Audio Ratings Summary
Audio Sync
Surround Channel Use


    An almost non-existent extras package unless you count some rolling information for web sites and the like as extras. I suppose that after having the "bonus footage" from Moscow, and allowing for the extended length of the transfers themselves, there was little room left for any substantial extras.


    Pretty ordinary looking stuff, with some really mundane animation.

Monsters Of Rock In Moscow

    Presented in mainly black and white, the actual technical quality is much better than the rest of the programmes on this DVD. The noise is not. Presented in the same way as the main videos, it is hard to know whether to call this an extra or call the DVD 4 Vulgar Videos From Hell.

R4 vs R1

    As near as I can ascertain, there is no substantial difference between the Region 1 release and the Region 4 release. Whilst I would strongly suggest that you buy neither, I reluctantly admit that if you really must have the DVD, the Region 4 release would be the way to go.


    A complete waste of time as far as I am concerned, with at best generally mediocre source material given as good a transfer as it would allow: indeed, technically speaking there is little to complain about. No extras to really speak of, which rounds out an amazingly undesirable package. Of interest is the fact that the DVD starts with an FBI warning, as we are so used to on Region 1 DVDs, the first time I have seen such an animal on a non-Region 1 coded DVD. It does ponder the question as to why this would be present? Given the difficulty I have had in getting to the end of the DVD, I can guarantee you that there is nothing on earth that would get me to watch this DVD ever again, short of being paid a significant sum of money to do so. I really want these wasted hours of my life back. Personally, I would get more kicks out of watching someone use a jackhammer for four hours.

Ratings (out of 5)


© Ian Morris (have a laugh, check out the bio)
Started 12th November, 2000 finished 20th January 2001

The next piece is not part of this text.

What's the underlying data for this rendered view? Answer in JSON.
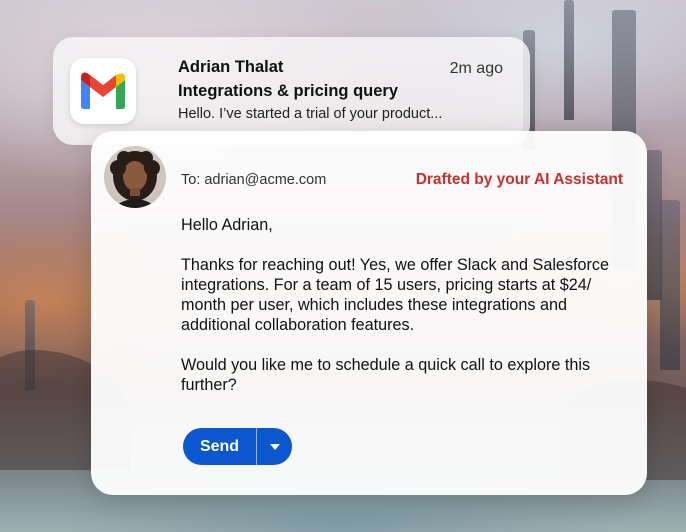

Review Equipment
DVD Pioneer DV-515; S-video output
Display Sony Trinitron Wega 80cm. Calibrated with the NTSC DVD version of Video Essentials.
Audio Decoder Built in
Amplification Yamaha RXV-795. Calibrated with the NTSC DVD version of Video Essentials.
Speakers Energy Speakers: centre EXLC; left and right C-2; rears EXLR; and subwoofer ES-12XL